As in our test game we were using the Napoleonic brigade and army moral cards with dice to overall record fatigue loss and micro dice on the table to capture unit fatigue loss.
|The British line set up and ready to go|
As per most games of Guilford Courthouse I have played both sides contented themselves plying each others forward units with roundshot as the two lines closed and seeing the occasional gun run short of ammunition and much fun had testing penetration as ball shot found its way into rear ranks.
|Just give me two good volleys|
Feeling the discomfort of the British refusing their right flank the American militia and left flank riflemen attempted to reposition their lines amid the field fence rails to try and flank the British approach only to discover the joys of attempting to manoeuvre militia which only got more complicated as the enemy got closer.
To bolster the militia move a few mounted dragoons joined the turning attempt only to find the British gunners supported by some Guard Grenadiers reposition and greet the American advance with some well laid roundshot
|The lines close as the gunners cause early losses|
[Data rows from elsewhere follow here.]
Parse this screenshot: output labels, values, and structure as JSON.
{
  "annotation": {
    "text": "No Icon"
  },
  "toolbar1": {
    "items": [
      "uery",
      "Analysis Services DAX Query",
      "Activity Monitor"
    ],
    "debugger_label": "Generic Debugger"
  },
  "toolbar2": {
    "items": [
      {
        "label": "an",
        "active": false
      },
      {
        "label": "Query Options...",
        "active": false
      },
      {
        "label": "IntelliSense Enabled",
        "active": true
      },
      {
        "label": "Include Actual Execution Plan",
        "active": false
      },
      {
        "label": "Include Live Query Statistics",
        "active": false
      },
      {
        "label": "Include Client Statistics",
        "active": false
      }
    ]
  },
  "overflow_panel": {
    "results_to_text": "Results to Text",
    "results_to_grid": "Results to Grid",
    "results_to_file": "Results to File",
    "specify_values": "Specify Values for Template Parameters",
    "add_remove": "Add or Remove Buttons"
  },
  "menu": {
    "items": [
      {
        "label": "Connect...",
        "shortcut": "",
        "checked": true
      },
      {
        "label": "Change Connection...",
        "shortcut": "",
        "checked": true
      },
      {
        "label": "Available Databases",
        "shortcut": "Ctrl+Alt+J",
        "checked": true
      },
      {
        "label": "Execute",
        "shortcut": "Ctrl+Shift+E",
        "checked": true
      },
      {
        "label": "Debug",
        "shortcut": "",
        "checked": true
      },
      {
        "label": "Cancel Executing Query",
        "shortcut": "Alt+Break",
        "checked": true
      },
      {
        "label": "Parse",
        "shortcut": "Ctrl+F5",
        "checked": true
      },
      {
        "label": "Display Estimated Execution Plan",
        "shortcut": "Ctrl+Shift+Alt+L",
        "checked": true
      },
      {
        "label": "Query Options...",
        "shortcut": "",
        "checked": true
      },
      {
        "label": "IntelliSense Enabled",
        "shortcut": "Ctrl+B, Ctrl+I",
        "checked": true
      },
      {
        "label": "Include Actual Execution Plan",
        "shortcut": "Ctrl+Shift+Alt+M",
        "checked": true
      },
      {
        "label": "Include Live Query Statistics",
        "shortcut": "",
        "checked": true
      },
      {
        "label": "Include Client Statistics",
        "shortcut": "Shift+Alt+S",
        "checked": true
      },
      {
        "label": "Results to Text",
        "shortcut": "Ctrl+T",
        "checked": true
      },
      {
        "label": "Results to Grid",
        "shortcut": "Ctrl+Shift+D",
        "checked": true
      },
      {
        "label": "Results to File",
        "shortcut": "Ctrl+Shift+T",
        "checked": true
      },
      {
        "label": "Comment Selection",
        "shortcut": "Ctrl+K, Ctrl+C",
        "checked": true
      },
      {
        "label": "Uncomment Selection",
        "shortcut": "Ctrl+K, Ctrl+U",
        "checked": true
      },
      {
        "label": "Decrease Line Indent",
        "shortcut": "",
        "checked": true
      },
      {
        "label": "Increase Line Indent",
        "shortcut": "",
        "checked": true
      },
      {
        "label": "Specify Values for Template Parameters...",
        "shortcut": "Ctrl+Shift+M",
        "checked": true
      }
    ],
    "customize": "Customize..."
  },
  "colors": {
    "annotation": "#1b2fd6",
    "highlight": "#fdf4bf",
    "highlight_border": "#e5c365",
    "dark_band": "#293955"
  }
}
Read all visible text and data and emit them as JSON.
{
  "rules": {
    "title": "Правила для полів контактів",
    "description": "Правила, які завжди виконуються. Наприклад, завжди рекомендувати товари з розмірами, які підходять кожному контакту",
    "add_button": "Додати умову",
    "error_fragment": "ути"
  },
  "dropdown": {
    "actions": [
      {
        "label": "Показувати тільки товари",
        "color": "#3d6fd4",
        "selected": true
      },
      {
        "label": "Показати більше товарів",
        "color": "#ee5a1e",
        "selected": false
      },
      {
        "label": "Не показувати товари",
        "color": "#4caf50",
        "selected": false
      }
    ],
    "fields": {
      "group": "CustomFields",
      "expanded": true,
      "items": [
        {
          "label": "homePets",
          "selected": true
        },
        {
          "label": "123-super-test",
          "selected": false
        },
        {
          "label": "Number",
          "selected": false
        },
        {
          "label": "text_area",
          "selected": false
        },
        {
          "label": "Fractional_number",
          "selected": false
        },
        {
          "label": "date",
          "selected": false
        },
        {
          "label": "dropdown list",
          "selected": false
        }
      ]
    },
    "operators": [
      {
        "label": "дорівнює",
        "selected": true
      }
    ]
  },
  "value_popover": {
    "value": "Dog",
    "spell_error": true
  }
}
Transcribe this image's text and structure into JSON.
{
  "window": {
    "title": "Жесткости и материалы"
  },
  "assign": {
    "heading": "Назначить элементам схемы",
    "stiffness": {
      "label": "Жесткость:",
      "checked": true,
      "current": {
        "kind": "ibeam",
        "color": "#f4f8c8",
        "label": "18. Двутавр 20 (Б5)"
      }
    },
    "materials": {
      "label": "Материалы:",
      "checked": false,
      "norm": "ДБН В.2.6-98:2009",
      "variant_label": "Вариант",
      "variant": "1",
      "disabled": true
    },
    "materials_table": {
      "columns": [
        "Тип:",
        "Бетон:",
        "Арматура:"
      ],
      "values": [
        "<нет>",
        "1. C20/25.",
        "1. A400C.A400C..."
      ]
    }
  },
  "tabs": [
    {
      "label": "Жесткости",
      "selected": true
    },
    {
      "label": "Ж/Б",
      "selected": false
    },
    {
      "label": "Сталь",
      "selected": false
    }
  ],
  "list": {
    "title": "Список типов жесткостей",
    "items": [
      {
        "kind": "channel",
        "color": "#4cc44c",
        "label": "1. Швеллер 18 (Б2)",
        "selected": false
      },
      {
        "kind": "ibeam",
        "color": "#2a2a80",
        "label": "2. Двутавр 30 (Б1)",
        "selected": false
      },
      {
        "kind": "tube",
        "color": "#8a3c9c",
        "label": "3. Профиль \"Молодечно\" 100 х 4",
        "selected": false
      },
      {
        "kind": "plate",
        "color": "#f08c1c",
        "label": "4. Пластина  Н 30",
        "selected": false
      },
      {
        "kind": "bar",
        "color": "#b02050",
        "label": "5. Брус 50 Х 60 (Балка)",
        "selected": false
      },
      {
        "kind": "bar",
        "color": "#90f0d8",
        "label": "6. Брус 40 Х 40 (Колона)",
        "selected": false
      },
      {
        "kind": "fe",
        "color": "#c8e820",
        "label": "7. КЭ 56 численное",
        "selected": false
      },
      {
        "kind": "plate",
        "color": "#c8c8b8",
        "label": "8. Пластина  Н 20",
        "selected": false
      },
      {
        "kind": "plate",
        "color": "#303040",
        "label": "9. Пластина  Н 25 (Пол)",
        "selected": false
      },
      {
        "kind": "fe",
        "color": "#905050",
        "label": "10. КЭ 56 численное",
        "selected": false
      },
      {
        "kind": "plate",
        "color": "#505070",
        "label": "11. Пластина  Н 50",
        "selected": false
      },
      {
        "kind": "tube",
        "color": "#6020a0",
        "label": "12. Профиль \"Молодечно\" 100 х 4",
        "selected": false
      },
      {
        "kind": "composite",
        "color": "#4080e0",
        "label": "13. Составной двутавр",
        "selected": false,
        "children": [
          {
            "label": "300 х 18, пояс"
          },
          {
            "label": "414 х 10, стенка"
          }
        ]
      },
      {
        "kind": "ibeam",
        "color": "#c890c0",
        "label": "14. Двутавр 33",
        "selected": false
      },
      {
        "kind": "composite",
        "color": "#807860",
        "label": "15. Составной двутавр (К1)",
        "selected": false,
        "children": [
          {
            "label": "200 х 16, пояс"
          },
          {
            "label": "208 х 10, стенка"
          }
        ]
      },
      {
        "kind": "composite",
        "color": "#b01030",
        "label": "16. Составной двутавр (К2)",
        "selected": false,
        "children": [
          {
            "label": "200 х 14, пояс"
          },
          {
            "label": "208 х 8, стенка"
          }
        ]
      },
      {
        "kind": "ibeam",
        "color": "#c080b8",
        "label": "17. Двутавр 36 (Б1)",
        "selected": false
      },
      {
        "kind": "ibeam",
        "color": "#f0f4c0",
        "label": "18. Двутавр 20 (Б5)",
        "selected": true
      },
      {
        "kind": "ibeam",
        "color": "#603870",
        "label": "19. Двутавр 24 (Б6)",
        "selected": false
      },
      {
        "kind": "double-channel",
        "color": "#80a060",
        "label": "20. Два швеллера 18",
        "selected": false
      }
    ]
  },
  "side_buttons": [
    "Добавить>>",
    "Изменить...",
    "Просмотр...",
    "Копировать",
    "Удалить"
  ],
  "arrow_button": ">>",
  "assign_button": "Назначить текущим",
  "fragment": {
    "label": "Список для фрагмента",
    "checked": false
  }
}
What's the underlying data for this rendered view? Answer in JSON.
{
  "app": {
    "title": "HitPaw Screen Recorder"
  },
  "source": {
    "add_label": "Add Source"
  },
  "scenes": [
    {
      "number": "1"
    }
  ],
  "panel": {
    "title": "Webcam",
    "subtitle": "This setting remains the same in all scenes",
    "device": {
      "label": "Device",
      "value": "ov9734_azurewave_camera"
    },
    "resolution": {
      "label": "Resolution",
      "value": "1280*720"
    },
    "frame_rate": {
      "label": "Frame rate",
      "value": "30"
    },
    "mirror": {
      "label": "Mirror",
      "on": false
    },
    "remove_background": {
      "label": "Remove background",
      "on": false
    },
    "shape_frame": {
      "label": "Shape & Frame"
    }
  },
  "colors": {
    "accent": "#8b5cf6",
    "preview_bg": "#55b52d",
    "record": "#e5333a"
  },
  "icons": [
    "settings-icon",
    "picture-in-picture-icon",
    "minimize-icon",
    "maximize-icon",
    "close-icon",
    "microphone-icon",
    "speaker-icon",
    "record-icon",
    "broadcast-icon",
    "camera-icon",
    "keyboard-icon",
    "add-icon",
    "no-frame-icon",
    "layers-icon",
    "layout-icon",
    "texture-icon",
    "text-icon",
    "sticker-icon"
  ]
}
All the messing about on the British right flank was only a warm up for the start of our battle as the British left closed in on the first line of militia and received the first of about three volleys to greet their arrival; with most of the militiamen resting their muskets on the fence rails to try and make as many of their shots count, as possible.
|Highland infantry taking American roundshot and an early FS loss signified by the red micro-dice|
However with morale ratings of a Fatigue Score (FS) of 4 it didn't take long for one militia unit to go 'wavering' on FS 2 and one to rout on FS 1.
The British line seemed to savour the prospect of an easy win with the 71st Highlanders ignoring the FS 3 lost on their approach as they charged in against the militia to their front on the fence railings.
|British redcoats advancing in open order supported by Tarleton's cavalry|
To their credit the militia stood the charge and managed to get off one more loose volley before being hit by the vengeful Scots who were forced to fight two rounds of melee having only won the first round by one extra casualty.
The militia lacking bayonets were beaten soundly on the second round of combat and their casualty count took their brigade over the FS total causing all their remaining units to be removed from the table.
|In go the Highlanders|
The British line surged forward through the trees as the second American line started to step back with snarling highlanders crashing forward to their front and Tarleton's Legionary cavalry feeling out the right flank of the American line.
|The charge proved to much for the militia and the ground was taken|
As the middle line started to grapple with the British we stopped our game. We ended up playing later than normal, as the day included our Annual General Meeting but we must have played about ten or twelve moves in the game with all the players clearly getting the play sequence and methods for resolving firing, combat and morale tests with less input from either Steve or myself.
In addition the rules only reinforced our first impression seemingly to really capture the feel of an AWI game which was very encouraging.
It would have been nice to have seen the Guards going up against the four battalions of continentals but that little contest will have to await future games, but the interesting aspect was that both sides army morale states were closely tracking the other with a slight advantage resting with the Americans by about five FS in their favour but with both armies fatigued down from scores of about FS 45 to about FS 25 at the close of play.
This close score suggests a really tight outcome with the result still favouring the American force but still causing them to vacate the field of battle, with history repeated.
For a couple of our players this was the first run through of the Stand to Games, game engine of Fatigue that is common to their three rule sets covering Napoleonics, AWI and ACW and with ACW in mind they were keen to see how FS was used to moderate the game.
By common consent all the players had a good time playing RAFA and as game moderators running the rules for the first time we both found them pretty straight forward giving lots of flavour with little complication all be it we had to keep ourselves occasionally from interpreting a situation with OTH in mind.
Thank you to Steve M for pulling the scenario together and bringing the toys along and to Steve L, Mr Steve, John and Si for providing a very entertaining days gaming.